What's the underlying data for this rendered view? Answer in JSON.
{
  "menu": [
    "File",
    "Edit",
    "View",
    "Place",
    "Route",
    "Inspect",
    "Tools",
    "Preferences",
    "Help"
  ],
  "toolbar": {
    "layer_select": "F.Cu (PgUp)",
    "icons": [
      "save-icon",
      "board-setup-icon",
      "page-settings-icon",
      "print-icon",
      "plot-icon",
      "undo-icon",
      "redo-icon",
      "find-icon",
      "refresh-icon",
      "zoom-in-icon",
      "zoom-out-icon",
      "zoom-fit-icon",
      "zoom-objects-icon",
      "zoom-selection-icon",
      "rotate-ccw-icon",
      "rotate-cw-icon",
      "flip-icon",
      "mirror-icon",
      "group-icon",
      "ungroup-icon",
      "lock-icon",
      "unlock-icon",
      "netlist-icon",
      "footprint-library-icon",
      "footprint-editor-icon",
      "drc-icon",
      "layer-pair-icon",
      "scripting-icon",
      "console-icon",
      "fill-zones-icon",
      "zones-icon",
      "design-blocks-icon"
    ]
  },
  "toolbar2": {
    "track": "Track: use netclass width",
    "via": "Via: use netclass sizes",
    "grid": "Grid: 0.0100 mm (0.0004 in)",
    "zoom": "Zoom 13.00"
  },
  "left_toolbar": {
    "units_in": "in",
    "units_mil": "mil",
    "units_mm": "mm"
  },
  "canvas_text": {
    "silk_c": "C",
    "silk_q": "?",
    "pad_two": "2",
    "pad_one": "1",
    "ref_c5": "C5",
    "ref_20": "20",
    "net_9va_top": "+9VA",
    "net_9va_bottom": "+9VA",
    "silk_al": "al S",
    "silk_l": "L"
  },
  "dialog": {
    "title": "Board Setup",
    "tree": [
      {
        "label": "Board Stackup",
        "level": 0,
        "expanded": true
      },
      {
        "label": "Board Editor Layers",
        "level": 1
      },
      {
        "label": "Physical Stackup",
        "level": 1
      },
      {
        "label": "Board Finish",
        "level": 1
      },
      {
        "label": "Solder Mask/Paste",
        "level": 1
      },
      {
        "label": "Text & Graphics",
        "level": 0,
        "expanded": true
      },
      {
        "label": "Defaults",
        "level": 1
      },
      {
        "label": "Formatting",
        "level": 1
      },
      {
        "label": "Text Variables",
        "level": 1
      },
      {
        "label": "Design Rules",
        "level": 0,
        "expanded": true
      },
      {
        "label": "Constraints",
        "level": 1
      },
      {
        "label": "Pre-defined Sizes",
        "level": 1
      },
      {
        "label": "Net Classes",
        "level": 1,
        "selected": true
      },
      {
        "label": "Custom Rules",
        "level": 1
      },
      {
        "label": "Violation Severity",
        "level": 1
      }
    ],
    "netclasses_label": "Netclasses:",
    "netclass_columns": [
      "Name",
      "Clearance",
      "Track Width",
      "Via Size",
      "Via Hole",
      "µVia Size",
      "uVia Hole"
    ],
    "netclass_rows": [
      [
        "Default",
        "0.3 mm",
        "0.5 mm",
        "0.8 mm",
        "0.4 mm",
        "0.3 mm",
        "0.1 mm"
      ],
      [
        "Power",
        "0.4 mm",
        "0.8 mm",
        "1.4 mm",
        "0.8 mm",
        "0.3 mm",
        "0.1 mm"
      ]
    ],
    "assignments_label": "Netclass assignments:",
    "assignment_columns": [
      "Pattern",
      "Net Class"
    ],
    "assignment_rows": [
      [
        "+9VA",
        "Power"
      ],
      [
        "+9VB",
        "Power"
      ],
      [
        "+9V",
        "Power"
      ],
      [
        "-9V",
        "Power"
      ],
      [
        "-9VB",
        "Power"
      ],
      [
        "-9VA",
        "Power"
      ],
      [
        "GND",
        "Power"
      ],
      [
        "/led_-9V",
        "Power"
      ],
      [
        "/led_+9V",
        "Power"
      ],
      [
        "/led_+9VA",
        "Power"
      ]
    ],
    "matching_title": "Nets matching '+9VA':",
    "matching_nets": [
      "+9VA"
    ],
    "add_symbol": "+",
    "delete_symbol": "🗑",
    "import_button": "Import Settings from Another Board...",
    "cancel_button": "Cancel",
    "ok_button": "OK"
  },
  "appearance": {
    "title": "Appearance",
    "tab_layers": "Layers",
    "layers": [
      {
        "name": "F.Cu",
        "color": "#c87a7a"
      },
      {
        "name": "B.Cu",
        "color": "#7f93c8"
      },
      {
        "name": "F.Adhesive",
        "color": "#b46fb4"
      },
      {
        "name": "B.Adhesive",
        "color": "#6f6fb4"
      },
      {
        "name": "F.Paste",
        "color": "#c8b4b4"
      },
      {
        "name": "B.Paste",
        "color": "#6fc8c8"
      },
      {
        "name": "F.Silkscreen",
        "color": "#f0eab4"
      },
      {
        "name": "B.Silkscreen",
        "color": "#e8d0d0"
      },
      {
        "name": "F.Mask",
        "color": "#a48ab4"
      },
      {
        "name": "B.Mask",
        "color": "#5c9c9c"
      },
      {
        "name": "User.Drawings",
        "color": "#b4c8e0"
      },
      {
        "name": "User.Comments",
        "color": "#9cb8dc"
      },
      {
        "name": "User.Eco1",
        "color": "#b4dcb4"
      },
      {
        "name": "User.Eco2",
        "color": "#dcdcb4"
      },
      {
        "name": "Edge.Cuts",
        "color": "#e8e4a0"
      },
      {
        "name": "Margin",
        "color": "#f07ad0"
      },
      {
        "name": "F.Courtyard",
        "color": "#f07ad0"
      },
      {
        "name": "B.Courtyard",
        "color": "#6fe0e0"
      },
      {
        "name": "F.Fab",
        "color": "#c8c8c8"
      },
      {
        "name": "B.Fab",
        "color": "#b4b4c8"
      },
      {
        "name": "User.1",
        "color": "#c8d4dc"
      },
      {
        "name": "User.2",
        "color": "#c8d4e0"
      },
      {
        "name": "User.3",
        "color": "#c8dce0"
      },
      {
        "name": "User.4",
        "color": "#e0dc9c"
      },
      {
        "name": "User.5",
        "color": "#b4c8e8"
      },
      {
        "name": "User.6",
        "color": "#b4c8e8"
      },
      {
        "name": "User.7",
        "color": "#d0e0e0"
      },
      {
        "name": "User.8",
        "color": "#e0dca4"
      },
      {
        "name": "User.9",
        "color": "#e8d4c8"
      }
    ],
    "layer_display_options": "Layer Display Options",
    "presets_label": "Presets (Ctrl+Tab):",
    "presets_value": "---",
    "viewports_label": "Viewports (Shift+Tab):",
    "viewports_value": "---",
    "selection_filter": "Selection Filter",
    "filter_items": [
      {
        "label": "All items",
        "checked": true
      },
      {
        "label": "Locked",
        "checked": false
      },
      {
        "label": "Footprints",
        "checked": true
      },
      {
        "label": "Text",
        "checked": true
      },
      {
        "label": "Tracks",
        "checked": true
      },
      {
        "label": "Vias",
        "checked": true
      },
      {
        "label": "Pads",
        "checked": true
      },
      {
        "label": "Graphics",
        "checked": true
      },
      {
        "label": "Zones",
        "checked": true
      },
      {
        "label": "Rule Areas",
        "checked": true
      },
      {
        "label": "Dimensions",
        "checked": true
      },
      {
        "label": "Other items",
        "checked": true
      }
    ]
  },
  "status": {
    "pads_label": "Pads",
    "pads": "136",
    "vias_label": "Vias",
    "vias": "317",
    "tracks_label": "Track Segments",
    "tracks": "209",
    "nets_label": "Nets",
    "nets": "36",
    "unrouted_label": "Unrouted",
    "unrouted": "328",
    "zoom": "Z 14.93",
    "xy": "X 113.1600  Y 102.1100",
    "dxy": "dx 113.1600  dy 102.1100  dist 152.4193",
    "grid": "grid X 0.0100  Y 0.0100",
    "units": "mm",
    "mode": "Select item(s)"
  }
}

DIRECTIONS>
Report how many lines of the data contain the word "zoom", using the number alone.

SOLUTION TO THIS EXERCISE>
7